WORK INSTRUCTION: In the data below, which lines hold the word "true"? Copy them.

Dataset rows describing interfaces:
_ _ _ _
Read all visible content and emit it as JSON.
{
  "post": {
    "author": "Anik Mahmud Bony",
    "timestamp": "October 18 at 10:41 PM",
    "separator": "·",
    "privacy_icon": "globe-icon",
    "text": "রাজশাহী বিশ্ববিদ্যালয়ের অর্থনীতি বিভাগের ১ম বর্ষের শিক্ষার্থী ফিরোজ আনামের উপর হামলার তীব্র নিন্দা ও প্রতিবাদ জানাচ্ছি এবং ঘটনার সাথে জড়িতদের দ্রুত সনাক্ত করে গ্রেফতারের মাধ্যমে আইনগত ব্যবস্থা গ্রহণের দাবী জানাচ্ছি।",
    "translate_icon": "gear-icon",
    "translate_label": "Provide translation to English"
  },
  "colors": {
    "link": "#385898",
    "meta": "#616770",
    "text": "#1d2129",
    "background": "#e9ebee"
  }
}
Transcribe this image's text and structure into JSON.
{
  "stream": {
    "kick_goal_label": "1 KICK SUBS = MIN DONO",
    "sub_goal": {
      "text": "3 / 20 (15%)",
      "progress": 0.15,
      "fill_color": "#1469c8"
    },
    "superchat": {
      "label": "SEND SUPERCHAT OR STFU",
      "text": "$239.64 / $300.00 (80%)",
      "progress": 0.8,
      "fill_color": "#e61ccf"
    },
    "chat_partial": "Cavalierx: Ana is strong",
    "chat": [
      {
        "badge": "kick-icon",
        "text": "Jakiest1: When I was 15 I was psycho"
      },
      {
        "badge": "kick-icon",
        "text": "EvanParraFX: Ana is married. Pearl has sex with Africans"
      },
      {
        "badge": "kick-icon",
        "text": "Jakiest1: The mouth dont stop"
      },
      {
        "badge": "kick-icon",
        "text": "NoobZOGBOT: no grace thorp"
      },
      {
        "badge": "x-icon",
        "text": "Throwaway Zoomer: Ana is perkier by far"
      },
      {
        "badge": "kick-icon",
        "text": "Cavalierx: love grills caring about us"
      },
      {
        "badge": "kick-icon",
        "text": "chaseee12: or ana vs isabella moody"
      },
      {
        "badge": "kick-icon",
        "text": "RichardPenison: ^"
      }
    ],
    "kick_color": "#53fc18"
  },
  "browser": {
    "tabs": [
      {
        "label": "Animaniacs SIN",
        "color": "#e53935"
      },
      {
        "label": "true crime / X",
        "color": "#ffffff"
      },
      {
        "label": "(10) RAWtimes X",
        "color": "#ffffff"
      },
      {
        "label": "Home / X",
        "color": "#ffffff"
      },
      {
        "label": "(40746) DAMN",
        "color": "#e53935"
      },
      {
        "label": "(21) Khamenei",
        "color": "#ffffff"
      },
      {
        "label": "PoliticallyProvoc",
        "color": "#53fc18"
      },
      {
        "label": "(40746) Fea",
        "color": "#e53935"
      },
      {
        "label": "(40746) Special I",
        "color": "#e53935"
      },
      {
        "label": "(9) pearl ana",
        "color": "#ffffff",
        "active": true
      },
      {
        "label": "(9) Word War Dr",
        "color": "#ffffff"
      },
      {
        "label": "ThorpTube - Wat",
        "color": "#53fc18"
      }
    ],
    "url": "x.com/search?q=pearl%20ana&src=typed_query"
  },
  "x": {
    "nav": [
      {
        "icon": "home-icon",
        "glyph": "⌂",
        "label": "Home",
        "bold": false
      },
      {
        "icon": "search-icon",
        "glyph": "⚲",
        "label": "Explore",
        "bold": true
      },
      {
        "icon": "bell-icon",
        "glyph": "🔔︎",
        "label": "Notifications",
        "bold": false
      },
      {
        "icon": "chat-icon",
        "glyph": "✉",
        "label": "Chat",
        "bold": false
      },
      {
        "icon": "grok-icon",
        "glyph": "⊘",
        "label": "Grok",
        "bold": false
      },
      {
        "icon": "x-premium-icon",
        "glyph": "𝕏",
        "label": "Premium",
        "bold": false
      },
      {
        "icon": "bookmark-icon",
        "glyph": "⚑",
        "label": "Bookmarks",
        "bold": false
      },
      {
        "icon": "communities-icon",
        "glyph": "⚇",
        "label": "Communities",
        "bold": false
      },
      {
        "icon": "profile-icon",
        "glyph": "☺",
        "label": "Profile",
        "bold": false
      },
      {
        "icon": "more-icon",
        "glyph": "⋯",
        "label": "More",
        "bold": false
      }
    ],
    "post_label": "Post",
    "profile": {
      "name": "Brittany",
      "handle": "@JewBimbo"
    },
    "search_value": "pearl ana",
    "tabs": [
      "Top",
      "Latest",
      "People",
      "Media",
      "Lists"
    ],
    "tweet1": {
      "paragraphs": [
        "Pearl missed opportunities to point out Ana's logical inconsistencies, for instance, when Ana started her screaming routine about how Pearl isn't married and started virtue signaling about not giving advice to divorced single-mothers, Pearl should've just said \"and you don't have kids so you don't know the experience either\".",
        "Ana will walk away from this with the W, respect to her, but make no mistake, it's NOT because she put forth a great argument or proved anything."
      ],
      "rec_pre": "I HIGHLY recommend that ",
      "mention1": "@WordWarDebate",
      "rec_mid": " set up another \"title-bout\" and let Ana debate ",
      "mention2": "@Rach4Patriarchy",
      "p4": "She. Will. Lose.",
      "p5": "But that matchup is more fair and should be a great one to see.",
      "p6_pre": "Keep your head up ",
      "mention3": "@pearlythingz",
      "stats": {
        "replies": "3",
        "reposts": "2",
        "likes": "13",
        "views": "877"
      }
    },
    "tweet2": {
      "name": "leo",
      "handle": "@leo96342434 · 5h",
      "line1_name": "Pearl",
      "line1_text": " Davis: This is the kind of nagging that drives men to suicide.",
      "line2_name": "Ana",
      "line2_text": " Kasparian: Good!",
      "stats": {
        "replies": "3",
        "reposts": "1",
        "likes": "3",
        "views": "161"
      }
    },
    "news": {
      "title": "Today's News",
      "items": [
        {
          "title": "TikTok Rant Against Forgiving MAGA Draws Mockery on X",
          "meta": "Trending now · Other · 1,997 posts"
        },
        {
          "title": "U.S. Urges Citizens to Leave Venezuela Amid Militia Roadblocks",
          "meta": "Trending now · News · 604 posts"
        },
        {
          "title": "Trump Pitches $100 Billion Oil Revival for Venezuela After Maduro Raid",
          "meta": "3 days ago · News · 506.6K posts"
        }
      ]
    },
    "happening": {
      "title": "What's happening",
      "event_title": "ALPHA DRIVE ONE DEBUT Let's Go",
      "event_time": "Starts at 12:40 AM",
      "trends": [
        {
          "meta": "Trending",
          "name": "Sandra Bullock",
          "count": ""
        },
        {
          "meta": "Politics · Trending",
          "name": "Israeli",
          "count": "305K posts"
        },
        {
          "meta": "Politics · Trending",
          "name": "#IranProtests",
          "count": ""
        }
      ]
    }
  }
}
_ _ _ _
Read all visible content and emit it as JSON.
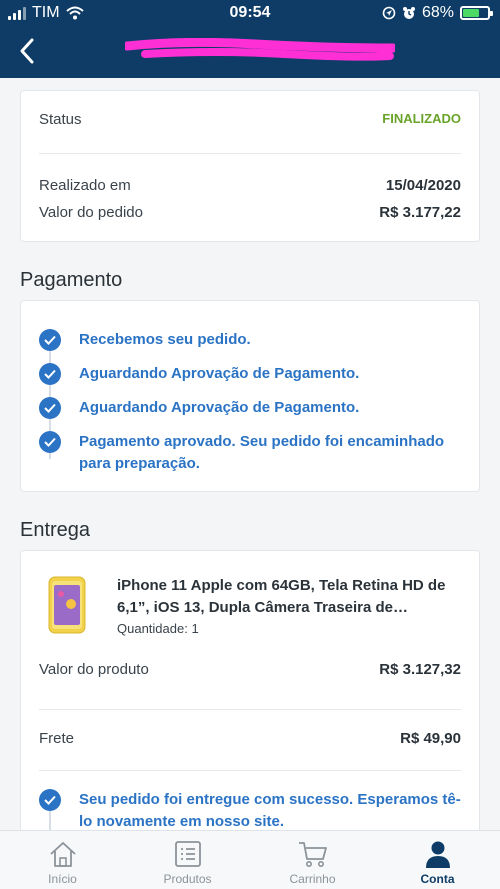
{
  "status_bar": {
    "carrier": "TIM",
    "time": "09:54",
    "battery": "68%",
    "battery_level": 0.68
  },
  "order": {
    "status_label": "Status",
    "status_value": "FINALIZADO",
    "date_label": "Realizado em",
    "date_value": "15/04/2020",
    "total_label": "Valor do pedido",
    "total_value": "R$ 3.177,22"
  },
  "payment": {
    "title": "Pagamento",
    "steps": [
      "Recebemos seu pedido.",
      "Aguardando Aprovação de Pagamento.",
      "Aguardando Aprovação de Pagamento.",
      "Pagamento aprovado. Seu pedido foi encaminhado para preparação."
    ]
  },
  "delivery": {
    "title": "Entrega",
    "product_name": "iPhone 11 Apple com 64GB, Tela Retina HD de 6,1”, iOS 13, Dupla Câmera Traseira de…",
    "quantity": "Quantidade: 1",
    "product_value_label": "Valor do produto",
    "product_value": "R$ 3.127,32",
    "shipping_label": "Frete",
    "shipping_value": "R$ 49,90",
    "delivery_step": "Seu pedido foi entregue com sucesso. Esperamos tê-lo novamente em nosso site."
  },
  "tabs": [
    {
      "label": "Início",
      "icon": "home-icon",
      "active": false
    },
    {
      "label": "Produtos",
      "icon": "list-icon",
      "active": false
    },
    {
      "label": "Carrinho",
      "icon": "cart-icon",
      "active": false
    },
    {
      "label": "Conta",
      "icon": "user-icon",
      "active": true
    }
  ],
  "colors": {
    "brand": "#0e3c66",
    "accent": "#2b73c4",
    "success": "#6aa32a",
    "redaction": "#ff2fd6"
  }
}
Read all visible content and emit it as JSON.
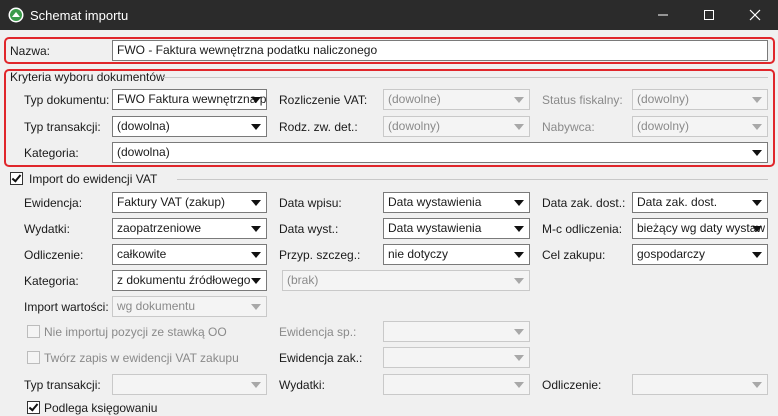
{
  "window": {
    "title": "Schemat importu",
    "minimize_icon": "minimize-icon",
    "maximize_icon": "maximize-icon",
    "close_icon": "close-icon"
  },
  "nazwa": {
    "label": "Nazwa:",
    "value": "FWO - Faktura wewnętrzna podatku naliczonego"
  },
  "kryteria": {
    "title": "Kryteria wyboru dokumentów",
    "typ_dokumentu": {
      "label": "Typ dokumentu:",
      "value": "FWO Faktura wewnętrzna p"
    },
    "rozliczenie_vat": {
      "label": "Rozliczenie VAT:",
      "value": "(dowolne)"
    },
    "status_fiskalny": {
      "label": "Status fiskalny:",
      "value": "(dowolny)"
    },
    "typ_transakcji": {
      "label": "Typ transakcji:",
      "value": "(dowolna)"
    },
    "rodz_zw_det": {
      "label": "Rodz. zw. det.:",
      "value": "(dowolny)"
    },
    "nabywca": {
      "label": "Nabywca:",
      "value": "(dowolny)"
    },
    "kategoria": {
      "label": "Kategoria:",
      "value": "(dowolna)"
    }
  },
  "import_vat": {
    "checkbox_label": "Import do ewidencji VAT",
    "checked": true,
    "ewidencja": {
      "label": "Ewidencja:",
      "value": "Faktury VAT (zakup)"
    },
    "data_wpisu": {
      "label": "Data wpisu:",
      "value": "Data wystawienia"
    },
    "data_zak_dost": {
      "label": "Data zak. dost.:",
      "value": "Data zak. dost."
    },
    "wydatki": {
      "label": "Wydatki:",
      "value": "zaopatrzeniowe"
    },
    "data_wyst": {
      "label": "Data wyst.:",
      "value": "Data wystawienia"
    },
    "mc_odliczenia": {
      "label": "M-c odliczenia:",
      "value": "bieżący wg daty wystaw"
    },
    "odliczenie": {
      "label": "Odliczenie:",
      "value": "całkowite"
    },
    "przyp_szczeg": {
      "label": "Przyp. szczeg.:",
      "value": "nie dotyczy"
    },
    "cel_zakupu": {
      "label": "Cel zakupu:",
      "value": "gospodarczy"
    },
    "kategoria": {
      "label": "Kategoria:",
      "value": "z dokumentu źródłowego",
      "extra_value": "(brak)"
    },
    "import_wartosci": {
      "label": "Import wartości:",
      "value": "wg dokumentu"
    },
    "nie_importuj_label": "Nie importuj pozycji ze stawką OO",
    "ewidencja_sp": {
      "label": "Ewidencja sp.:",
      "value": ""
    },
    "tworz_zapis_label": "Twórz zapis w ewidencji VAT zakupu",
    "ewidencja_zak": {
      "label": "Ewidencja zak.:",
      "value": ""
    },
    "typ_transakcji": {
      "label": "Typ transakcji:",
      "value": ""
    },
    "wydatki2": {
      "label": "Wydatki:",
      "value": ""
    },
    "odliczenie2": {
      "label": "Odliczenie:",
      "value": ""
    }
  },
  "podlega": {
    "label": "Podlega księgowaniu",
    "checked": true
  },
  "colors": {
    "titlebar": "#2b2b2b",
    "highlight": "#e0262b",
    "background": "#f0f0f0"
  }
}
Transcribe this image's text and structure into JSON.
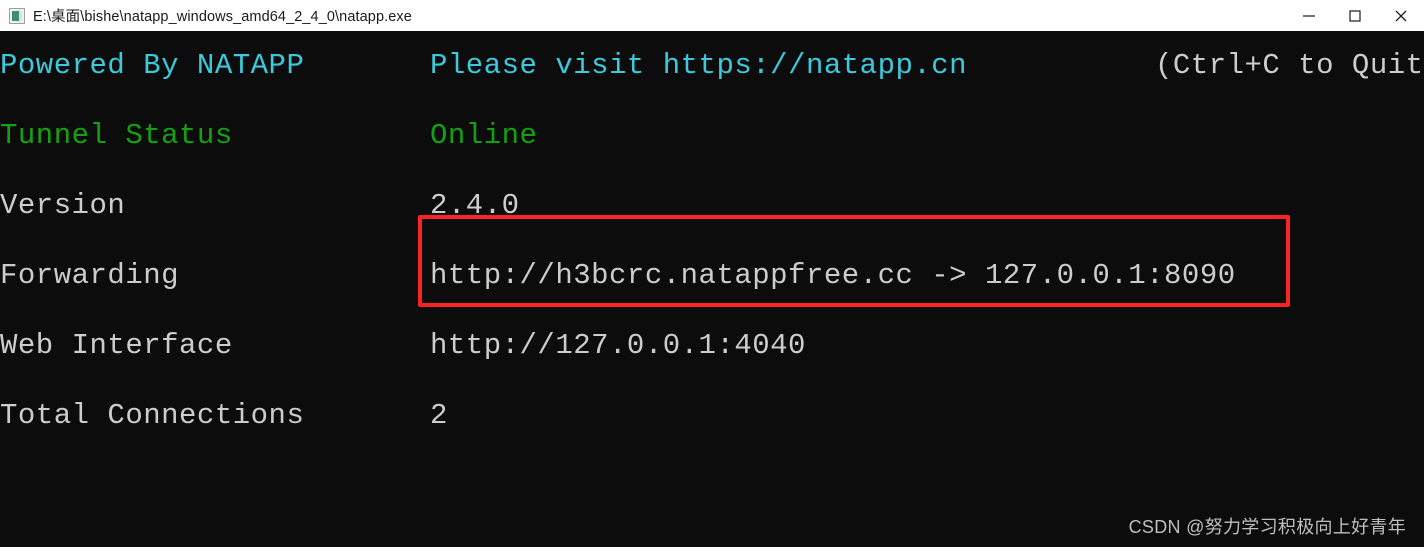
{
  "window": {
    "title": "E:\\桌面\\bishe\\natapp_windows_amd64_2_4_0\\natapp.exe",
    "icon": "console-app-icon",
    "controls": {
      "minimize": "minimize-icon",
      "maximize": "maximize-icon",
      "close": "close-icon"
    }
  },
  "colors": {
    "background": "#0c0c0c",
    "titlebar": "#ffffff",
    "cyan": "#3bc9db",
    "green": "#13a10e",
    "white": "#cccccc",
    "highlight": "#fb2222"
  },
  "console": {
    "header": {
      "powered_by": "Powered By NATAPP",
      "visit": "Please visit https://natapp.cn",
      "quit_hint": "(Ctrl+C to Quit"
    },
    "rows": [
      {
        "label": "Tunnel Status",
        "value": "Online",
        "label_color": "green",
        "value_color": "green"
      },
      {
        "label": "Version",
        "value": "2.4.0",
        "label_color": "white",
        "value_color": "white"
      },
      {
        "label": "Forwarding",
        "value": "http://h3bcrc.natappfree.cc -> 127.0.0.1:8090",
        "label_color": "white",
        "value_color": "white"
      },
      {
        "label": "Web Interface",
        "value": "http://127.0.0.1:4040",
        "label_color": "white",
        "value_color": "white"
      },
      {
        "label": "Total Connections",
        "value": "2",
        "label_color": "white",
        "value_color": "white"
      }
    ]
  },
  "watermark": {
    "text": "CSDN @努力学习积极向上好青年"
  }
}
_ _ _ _
THE COMPLETED TASK:
        "label": "true crime / X",
        "active": true
        "bold": true
      "active": true
    "checked": true,
    "checked": true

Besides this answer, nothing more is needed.